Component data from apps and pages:
[Start of section]

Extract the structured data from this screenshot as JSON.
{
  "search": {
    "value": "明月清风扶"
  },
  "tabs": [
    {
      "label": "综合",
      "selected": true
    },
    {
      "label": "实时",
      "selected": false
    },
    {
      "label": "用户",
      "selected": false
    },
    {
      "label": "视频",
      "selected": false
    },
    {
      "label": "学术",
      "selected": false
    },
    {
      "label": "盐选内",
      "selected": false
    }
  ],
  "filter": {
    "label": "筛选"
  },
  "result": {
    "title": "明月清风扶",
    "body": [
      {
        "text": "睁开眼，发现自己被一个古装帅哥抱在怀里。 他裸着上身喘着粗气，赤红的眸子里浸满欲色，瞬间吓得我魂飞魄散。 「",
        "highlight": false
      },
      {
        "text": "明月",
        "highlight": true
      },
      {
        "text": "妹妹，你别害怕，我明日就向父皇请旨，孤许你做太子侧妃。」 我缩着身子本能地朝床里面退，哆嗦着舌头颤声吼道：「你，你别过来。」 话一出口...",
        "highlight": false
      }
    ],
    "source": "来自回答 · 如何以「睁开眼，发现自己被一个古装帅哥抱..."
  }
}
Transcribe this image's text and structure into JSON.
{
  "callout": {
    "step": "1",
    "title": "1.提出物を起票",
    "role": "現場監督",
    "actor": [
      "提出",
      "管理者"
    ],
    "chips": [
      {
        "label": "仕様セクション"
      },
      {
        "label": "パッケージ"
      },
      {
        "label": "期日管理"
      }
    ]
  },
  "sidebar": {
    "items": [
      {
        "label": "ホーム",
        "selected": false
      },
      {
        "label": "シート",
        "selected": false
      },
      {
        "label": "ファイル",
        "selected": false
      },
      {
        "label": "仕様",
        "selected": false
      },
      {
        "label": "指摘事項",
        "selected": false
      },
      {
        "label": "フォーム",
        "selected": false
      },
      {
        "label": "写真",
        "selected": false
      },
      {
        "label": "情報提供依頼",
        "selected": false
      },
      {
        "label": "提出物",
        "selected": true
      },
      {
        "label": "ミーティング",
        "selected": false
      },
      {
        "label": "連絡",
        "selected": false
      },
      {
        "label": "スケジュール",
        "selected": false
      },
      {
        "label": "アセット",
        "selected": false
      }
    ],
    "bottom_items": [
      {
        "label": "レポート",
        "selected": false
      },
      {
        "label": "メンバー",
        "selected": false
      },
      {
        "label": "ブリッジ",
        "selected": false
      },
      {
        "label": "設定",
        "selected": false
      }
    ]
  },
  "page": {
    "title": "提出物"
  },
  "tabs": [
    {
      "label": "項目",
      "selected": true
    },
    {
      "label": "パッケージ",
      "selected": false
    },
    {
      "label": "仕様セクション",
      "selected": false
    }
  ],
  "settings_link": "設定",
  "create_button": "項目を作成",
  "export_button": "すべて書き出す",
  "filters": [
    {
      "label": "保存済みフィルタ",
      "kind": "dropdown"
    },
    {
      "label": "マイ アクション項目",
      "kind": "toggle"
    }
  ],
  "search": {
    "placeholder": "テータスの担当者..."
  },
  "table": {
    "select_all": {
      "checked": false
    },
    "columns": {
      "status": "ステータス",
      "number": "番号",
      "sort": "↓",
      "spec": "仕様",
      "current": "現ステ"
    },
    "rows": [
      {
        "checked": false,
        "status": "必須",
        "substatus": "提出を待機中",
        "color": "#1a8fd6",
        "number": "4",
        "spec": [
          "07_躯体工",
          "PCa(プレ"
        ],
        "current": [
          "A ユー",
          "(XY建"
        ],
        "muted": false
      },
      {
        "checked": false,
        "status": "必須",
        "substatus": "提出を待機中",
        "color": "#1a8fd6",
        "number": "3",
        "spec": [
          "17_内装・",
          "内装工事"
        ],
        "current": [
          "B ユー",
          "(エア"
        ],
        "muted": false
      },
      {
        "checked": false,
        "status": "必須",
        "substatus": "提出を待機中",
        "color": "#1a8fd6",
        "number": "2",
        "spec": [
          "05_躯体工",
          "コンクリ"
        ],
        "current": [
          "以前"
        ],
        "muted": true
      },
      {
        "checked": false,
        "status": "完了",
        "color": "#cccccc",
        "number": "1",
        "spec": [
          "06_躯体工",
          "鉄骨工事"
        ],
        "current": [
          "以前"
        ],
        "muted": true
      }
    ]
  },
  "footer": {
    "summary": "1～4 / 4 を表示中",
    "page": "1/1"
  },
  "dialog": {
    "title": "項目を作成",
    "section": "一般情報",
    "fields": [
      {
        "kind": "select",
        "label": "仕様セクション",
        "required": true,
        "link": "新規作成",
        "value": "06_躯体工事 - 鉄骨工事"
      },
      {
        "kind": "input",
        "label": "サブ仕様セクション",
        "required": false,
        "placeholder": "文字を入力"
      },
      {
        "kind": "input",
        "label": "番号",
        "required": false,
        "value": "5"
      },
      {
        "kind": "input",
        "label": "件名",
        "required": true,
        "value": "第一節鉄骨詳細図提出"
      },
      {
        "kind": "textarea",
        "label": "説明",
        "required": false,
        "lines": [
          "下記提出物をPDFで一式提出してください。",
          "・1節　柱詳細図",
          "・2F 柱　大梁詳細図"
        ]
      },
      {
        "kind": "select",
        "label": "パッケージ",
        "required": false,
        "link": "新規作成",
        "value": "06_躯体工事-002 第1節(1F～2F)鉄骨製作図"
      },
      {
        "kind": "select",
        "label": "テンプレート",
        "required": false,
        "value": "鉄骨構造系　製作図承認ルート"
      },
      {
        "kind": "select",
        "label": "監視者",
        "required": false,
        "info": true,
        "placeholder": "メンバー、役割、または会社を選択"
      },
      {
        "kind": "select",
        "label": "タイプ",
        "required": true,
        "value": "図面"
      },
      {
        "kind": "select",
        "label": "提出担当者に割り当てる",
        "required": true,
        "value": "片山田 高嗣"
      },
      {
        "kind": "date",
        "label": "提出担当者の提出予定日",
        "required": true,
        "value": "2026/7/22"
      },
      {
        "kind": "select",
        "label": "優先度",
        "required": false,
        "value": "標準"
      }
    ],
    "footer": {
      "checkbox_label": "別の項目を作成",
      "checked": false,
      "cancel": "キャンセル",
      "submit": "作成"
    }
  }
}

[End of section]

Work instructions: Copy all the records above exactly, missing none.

Expected answer:
Extract the structured data from this screenshot as JSON.
{
  "search": {
    "value": "明月清风扶"
  },
  "tabs": [
    {
      "label": "综合",
      "selected": true
    },
    {
      "label": "实时",
      "selected": false
    },
    {
      "label": "用户",
      "selected": false
    },
    {
      "label": "视频",
      "selected": false
    },
    {
      "label": "学术",
      "selected": false
    },
    {
      "label": "盐选内",
      "selected": false
    }
  ],
  "filter": {
    "label": "筛选"
  },
  "result": {
    "title": "明月清风扶",
    "body": [
      {
        "text": "睁开眼，发现自己被一个古装帅哥抱在怀里。 他裸着上身喘着粗气，赤红的眸子里浸满欲色，瞬间吓得我魂飞魄散。 「",
        "highlight": false
      },
      {
        "text": "明月",
        "highlight": true
      },
      {
        "text": "妹妹，你别害怕，我明日就向父皇请旨，孤许你做太子侧妃。」 我缩着身子本能地朝床里面退，哆嗦着舌头颤声吼道：「你，你别过来。」 话一出口...",
        "highlight": false
      }
    ],
    "source": "来自回答 · 如何以「睁开眼，发现自己被一个古装帅哥抱..."
  }
}
Transcribe this image's text and structure into JSON.
{
  "callout": {
    "step": "1",
    "title": "1.提出物を起票",
    "role": "現場監督",
    "actor": [
      "提出",
      "管理者"
    ],
    "chips": [
      {
        "label": "仕様セクション"
      },
      {
        "label": "パッケージ"
      },
      {
        "label": "期日管理"
      }
    ]
  },
  "sidebar": {
    "items": [
      {
        "label": "ホーム",
        "selected": false
      },
      {
        "label": "シート",
        "selected": false
      },
      {
        "label": "ファイル",
        "selected": false
      },
      {
        "label": "仕様",
        "selected": false
      },
      {
        "label": "指摘事項",
        "selected": false
      },
      {
        "label": "フォーム",
        "selected": false
      },
      {
        "label": "写真",
        "selected": false
      },
      {
        "label": "情報提供依頼",
        "selected": false
      },
      {
        "label": "提出物",
        "selected": true
      },
      {
        "label": "ミーティング",
        "selected": false
      },
      {
        "label": "連絡",
        "selected": false
      },
      {
        "label": "スケジュール",
        "selected": false
      },
      {
        "label": "アセット",
        "selected": false
      }
    ],
    "bottom_items": [
      {
        "label": "レポート",
        "selected": false
      },
      {
        "label": "メンバー",
        "selected": false
      },
      {
        "label": "ブリッジ",
        "selected": false
      },
      {
        "label": "設定",
        "selected": false
      }
    ]
  },
  "page": {
    "title": "提出物"
  },
  "tabs": [
    {
      "label": "項目",
      "selected": true
    },
    {
      "label": "パッケージ",
      "selected": false
    },
    {
      "label": "仕様セクション",
      "selected": false
    }
  ],
  "settings_link": "設定",
  "create_button": "項目を作成",
  "export_button": "すべて書き出す",
  "filters": [
    {
      "label": "保存済みフィルタ",
      "kind": "dropdown"
    },
    {
      "label": "マイ アクション項目",
      "kind": "toggle"
    }
  ],
  "search": {
    "placeholder": "テータスの担当者..."
  },
  "table": {
    "select_all": {
      "checked": false
    },
    "columns": {
      "status": "ステータス",
      "number": "番号",
      "sort": "↓",
      "spec": "仕様",
      "current": "現ステ"
    },
    "rows": [
      {
        "checked": false,
        "status": "必須",
        "substatus": "提出を待機中",
        "color": "#1a8fd6",
        "number": "4",
        "spec": [
          "07_躯体工",
          "PCa(プレ"
        ],
        "current": [
          "A ユー",
          "(XY建"
        ],
        "muted": false
      },
      {
        "checked": false,
        "status": "必須",
        "substatus": "提出を待機中",
        "color": "#1a8fd6",
        "number": "3",
        "spec": [
          "17_内装・",
          "内装工事"
        ],
        "current": [
          "B ユー",
          "(エア"
        ],
        "muted": false
      },
      {
        "checked": false,
        "status": "必須",
        "substatus": "提出を待機中",
        "color": "#1a8fd6",
        "number": "2",
        "spec": [
          "05_躯体工",
          "コンクリ"
        ],
        "current": [
          "以前"
        ],
        "muted": true
      },
      {
        "checked": false,
        "status": "完了",
        "color": "#cccccc",
        "number": "1",
        "spec": [
          "06_躯体工",
          "鉄骨工事"
        ],
        "current": [
          "以前"
        ],
        "muted": true
      }
    ]
  },
  "footer": {
    "summary": "1～4 / 4 を表示中",
    "page": "1/1"
  },
  "dialog": {
    "title": "項目を作成",
    "section": "一般情報",
    "fields": [
      {
        "kind": "select",
        "label": "仕様セクション",
        "required": true,
        "link": "新規作成",
        "value": "06_躯体工事 - 鉄骨工事"
      },
      {
        "kind": "input",
        "label": "サブ仕様セクション",
        "required": false,
        "placeholder": "文字を入力"
      },
      {
        "kind": "input",
        "label": "番号",
        "required": false,
        "value": "5"
      },
      {
        "kind": "input",
        "label": "件名",
        "required": true,
        "value": "第一節鉄骨詳細図提出"
      },
      {
        "kind": "textarea",
        "label": "説明",
        "required": false,
        "lines": [
          "下記提出物をPDFで一式提出してください。",
          "・1節　柱詳細図",
          "・2F 柱　大梁詳細図"
        ]
      },
      {
        "kind": "select",
        "label": "パッケージ",
        "required": false,
        "link": "新規作成",
        "value": "06_躯体工事-002 第1節(1F～2F)鉄骨製作図"
      },
      {
        "kind": "select",
        "label": "テンプレート",
        "required": false,
        "value": "鉄骨構造系　製作図承認ルート"
      },
      {
        "kind": "select",
        "label": "監視者",
        "required": false,
        "info": true,
        "placeholder": "メンバー、役割、または会社を選択"
      },
      {
        "kind": "select",
        "label": "タイプ",
        "required": true,
        "value": "図面"
      },
      {
        "kind": "select",
        "label": "提出担当者に割り当てる",
        "required": true,
        "value": "片山田 高嗣"
      },
      {
        "kind": "date",
        "label": "提出担当者の提出予定日",
        "required": true,
        "value": "2026/7/22"
      },
      {
        "kind": "select",
        "label": "優先度",
        "required": false,
        "value": "標準"
      }
    ],
    "footer": {
      "checkbox_label": "別の項目を作成",
      "checked": false,
      "cancel": "キャンセル",
      "submit": "作成"
    }
  }
}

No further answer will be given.